Couldn't Face Them
Here’s how I see the situation as an Afghan who has enjoyed the hospitality of Americans: Several years ago, I was a Fulbright scholar who participated in a Chicago-based seminar on Afghanistan. The member families of the community that organized the seminar each hosted two students. I was fortunate to stay with a family of four people -- two parents and their two daughters. It would be cruel were I to write ill about my extremely nice and hospitable Chicago host family, with whom I stayed in 2008 and 2009. Would I ever have be able to face them again if I wrote atrocious things in exchange for their having treated me as a prince? Even if the well-mannered mother had beaten her two teenage daughters, I would have not judged the American people from that Illinois family as Seirstad presented Shah’s family as a picture of the whole Afghan nation.
Shah Muhammad Raes was so angry about the book that he flew to Norway, successfully sued Seierstad, and wrote his own book, "Once There Was A Bookseller In Kabul."
The sensationalizing of Afghanistan doesn’t end there. "Kabul Beauty School: An American Woman Goes Behind the Veil" is the best-selling story of Michigan hairdresser Deborah Rodriguez, who travels to Afghanistan, falls in love with the country, and sets up a beauty school in Kabul. She tells dramatic tales, including helping a bride fake her virginity on her wedding night and preventing the school from being seized by the government. The subjects of her book, however, claim she fabricated much of the story. Rodriguez ended up marrying a warlord, a subordinate to the brutal Northern Alliance commander Rashid Dostum, a powerful figure in Afghan politics. That explains how Rodriguez was able to save her beauty school.

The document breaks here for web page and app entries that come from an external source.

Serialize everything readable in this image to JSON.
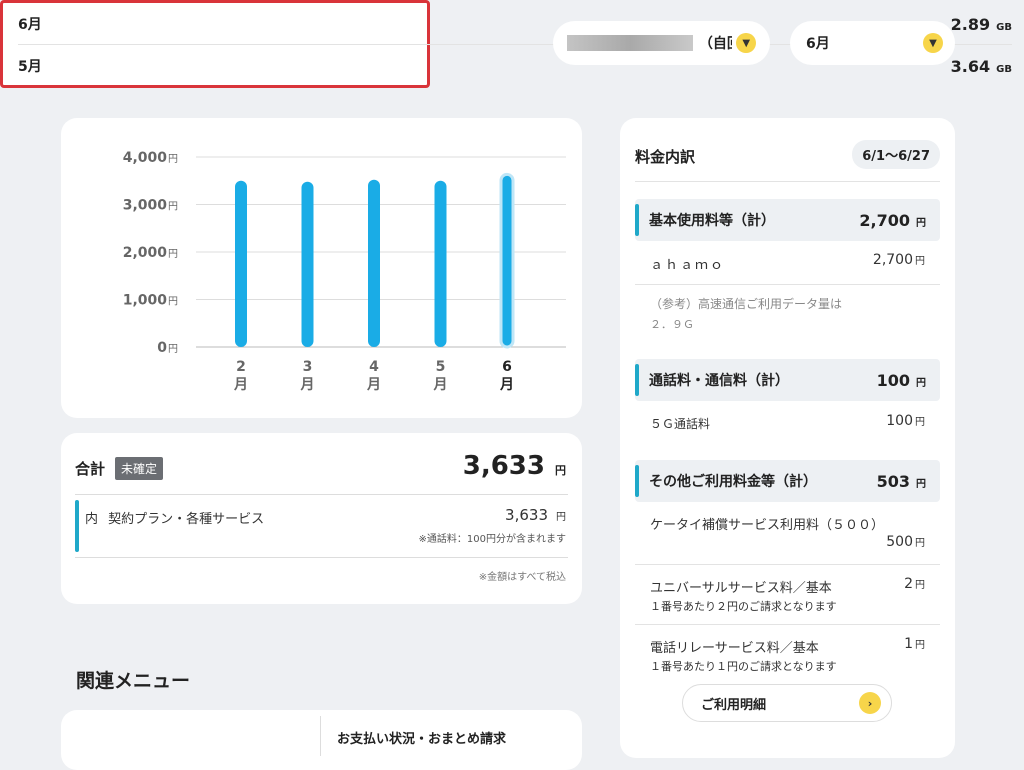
{
  "usage": [
    {
      "month": "6月",
      "value": "2.89",
      "unit": "GB"
    },
    {
      "month": "5月",
      "value": "3.64",
      "unit": "GB"
    }
  ],
  "selectors": {
    "line_suffix": "（自回",
    "month": "6月"
  },
  "chart_data": {
    "type": "bar",
    "categories": [
      "2月",
      "3月",
      "4月",
      "5月",
      "6月"
    ],
    "values": [
      3500,
      3480,
      3520,
      3500,
      3633
    ],
    "ylim": [
      0,
      4000
    ],
    "yticks": [
      "4,000",
      "3,000",
      "2,000",
      "1,000",
      "0"
    ],
    "ytick_unit": "円",
    "grid": true,
    "bar_color": "#1aace6",
    "highlight_category": "6月"
  },
  "total": {
    "label": "合計",
    "status_tag": "未確定",
    "amount": "3,633",
    "unit": "円",
    "item_prefix": "内",
    "item_label": "契約プラン・各種サービス",
    "item_amount": "3,633",
    "item_note": "※通話料：100円分が含まれます",
    "tax_note": "※金額はすべて税込"
  },
  "breakdown": {
    "title": "料金内訳",
    "period": "6/1〜6/27",
    "sections": [
      {
        "label": "基本使用料等（計）",
        "amount": "2,700",
        "unit": "円"
      },
      {
        "label": "通話料・通信料（計）",
        "amount": "100",
        "unit": "円"
      },
      {
        "label": "その他ご利用料金等（計）",
        "amount": "503",
        "unit": "円"
      }
    ],
    "ahamo_label": "ａｈａｍｏ",
    "ahamo_amount": "2,700",
    "ref_note_1": "（参考）高速通信ご利用データ量は",
    "ref_note_2": "２．９Ｇ",
    "call_label": "５Ｇ通話料",
    "call_amount": "100",
    "insurance_label": "ケータイ補償サービス利用料（５００）",
    "insurance_amount": "500",
    "universal_label": "ユニバーサルサービス料／基本",
    "universal_amount": "2",
    "universal_note": "１番号あたり２円のご請求となります",
    "relay_label": "電話リレーサービス料／基本",
    "relay_amount": "1",
    "relay_note": "１番号あたり１円のご請求となります",
    "yen": "円",
    "detail_button": "ご利用明細"
  },
  "related": {
    "heading": "関連メニュー",
    "partial_item": "お支払い状況・おまとめ請求"
  },
  "colors": {
    "accent": "#f7d54a",
    "highlight_border": "#d9343a",
    "section_bar": "#1fa8c9"
  }
}
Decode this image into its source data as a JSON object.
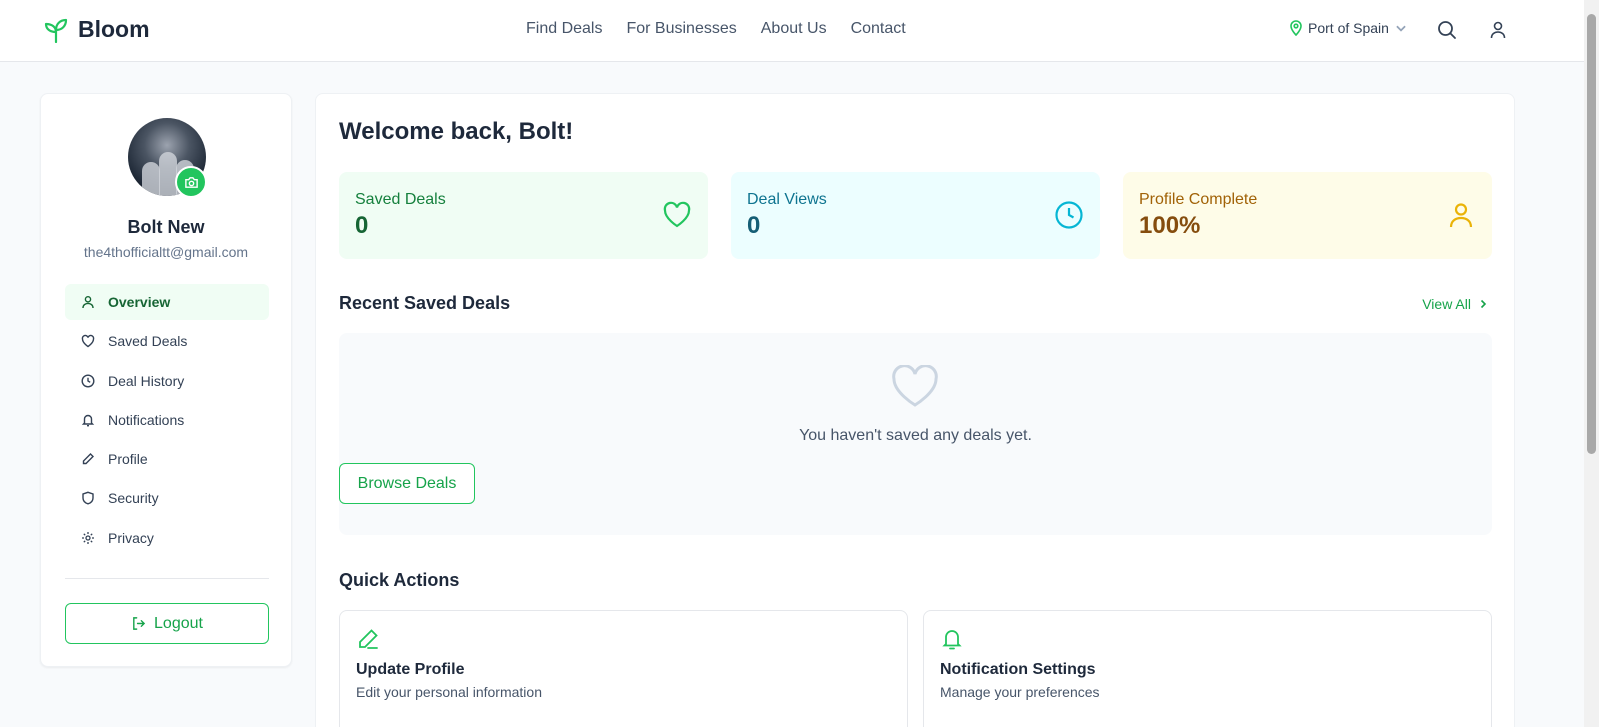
{
  "header": {
    "brand": "Bloom",
    "nav": [
      "Find Deals",
      "For Businesses",
      "About Us",
      "Contact"
    ],
    "location": "Port of Spain"
  },
  "profile": {
    "name": "Bolt New",
    "email": "the4thofficialtt@gmail.com"
  },
  "sidebar": {
    "items": [
      {
        "label": "Overview",
        "icon": "user-icon",
        "active": true
      },
      {
        "label": "Saved Deals",
        "icon": "heart-icon"
      },
      {
        "label": "Deal History",
        "icon": "clock-icon"
      },
      {
        "label": "Notifications",
        "icon": "bell-icon"
      },
      {
        "label": "Profile",
        "icon": "pencil-icon"
      },
      {
        "label": "Security",
        "icon": "shield-icon"
      },
      {
        "label": "Privacy",
        "icon": "gear-icon"
      }
    ],
    "logout_label": "Logout"
  },
  "main": {
    "welcome": "Welcome back, Bolt!",
    "stats": [
      {
        "label": "Saved Deals",
        "value": "0",
        "icon": "heart-icon",
        "color": "#22c55e"
      },
      {
        "label": "Deal Views",
        "value": "0",
        "icon": "clock-icon",
        "color": "#06b6d4"
      },
      {
        "label": "Profile Complete",
        "value": "100%",
        "icon": "user-icon",
        "color": "#eab308"
      }
    ],
    "recent_title": "Recent Saved Deals",
    "view_all": "View All",
    "empty_message": "You haven't saved any deals yet.",
    "browse_label": "Browse Deals",
    "quick_title": "Quick Actions",
    "quick_actions": [
      {
        "title": "Update Profile",
        "desc": "Edit your personal information",
        "icon": "pencil-icon"
      },
      {
        "title": "Notification Settings",
        "desc": "Manage your preferences",
        "icon": "bell-icon"
      }
    ]
  },
  "colors": {
    "accent": "#22c55e",
    "accent_dark": "#16a34a"
  }
}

"[The book] makes Debbie out to be Mother Theresa. And it's wrong," Sheila McGurk, Rodriguez’s former colleague, told “The New York Times.” But, unfortunately, that’s too often how it has to be when foreigners write about Afghanistan. People are not interested in reading a story about just another ordinary person; you have to be a hero to impress. Too many Western writers try to portray themselves as selfless, Mother Theresa-like figures who venture to an exotic and dangerous country to single-handedly save the natives.

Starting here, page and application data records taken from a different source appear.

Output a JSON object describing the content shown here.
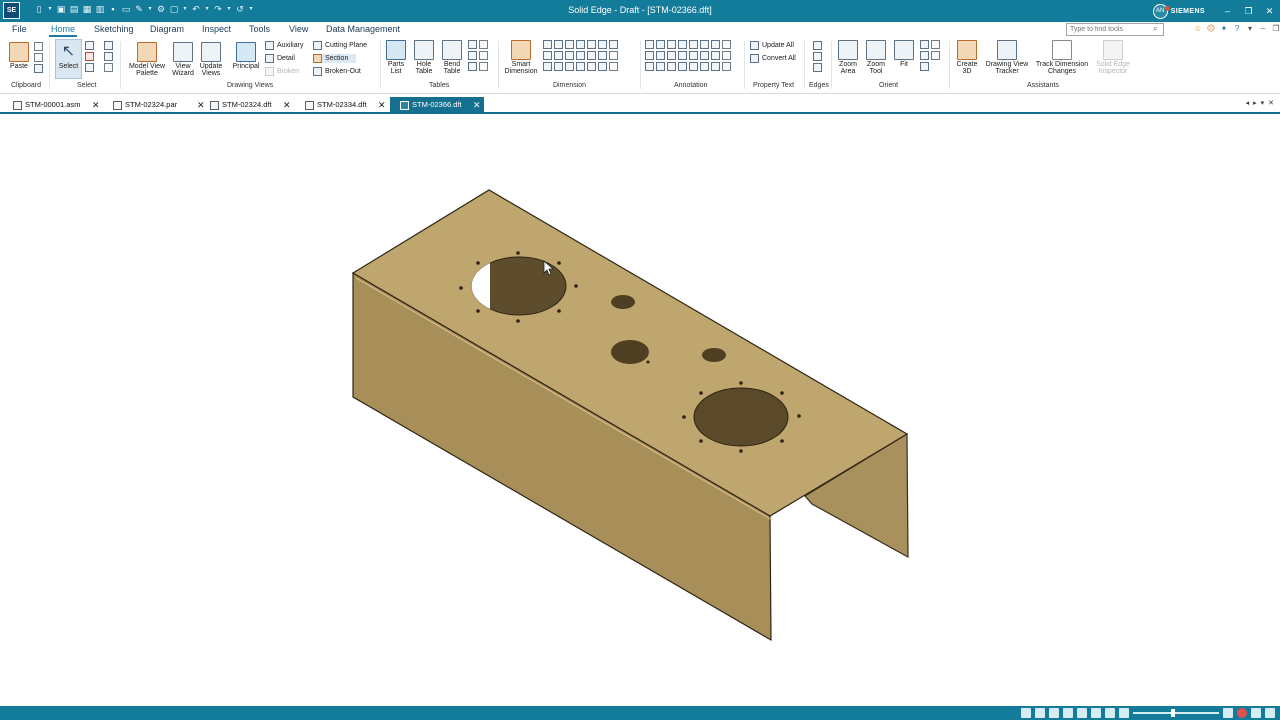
{
  "titlebar": {
    "app_logo": "SE",
    "title": "Solid Edge - Draft - [STM-02366.dft]",
    "user_initials": "AN",
    "brand": "SIEMENS"
  },
  "menu": {
    "tabs": [
      "File",
      "Home",
      "Sketching",
      "Diagram",
      "Inspect",
      "Tools",
      "View",
      "Data Management"
    ],
    "active_tab": "Home",
    "search_placeholder": "Type to find tools"
  },
  "ribbon": {
    "groups": {
      "clipboard": "Clipboard",
      "select": "Select",
      "drawing_views": "Drawing Views",
      "tables": "Tables",
      "dimension": "Dimension",
      "annotation": "Annotation",
      "property_text": "Property Text",
      "edges": "Edges",
      "orient": "Orient",
      "assistants": "Assistants"
    },
    "buttons": {
      "paste": "Paste",
      "select": "Select",
      "model_view_palette_1": "Model View",
      "model_view_palette_2": "Palette",
      "view_wizard_1": "View",
      "view_wizard_2": "Wizard",
      "update_views_1": "Update",
      "update_views_2": "Views",
      "principal": "Principal",
      "auxiliary": "Auxiliary",
      "detail": "Detail",
      "broken": "Broken",
      "cutting_plane": "Cutting Plane",
      "section": "Section",
      "broken_out": "Broken-Out",
      "parts_list_1": "Parts",
      "parts_list_2": "List",
      "hole_table_1": "Hole",
      "hole_table_2": "Table",
      "bend_table_1": "Bend",
      "bend_table_2": "Table",
      "smart_dimension_1": "Smart",
      "smart_dimension_2": "Dimension",
      "update_all": "Update All",
      "convert_all": "Convert All",
      "zoom_area_1": "Zoom",
      "zoom_area_2": "Area",
      "zoom_tool_1": "Zoom",
      "zoom_tool_2": "Tool",
      "fit": "Fit",
      "create_3d_1": "Create",
      "create_3d_2": "3D",
      "drawing_view_tracker_1": "Drawing View",
      "drawing_view_tracker_2": "Tracker",
      "track_dimension_changes_1": "Track Dimension",
      "track_dimension_changes_2": "Changes",
      "solid_edge_inspector_1": "Solid Edge",
      "solid_edge_inspector_2": "Inspector"
    }
  },
  "documents": {
    "tabs": [
      "STM-00001.asm",
      "STM-02324.par",
      "STM-02324.dft",
      "STM-02334.dft",
      "STM-02366.dft"
    ],
    "active": "STM-02366.dft"
  },
  "colors": {
    "title_bar": "#137c9b",
    "accent": "#1a7da0",
    "part_top": "#bea36c",
    "part_side": "#a48b56"
  },
  "icons": [
    "app-logo-icon",
    "new-file-icon",
    "open-icon",
    "save-icon",
    "undo-icon",
    "redo-icon",
    "search-icon",
    "help-icon",
    "close-icon",
    "minimize-icon",
    "maximize-icon",
    "mouse-cursor-icon"
  ]
}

Fabrication, exaggeration and drama seem to be necessary elements in writing about Afghanistan today. After spending some time in Afghanistan, the Western writers become famous millionaires and “experts” for writing about the locals’ misery. A better approach to writing about the country would be for writers to acknowledge their ignorance of the place and to understand that Afghanistan, like any country, is a complex land that offers more than just terrorism, fundamentalism, and poverty.
Andrea Busfield, the writer of "Born Under A Million Shadows" -- a novel I edited for cultural accuracy -- put her experience this way: “Afghanistan had been generous to me. I went there single and curious, and I left 2 1/2 years later, richer and wiser, with a dog and a boyfriend."
Bashir Ahmad Gwakh is a broadcaster with RFE/RL's Radio Mashaal. The views expressed in this commentary are the author's own and do not necessarily reflect those of RFE/RL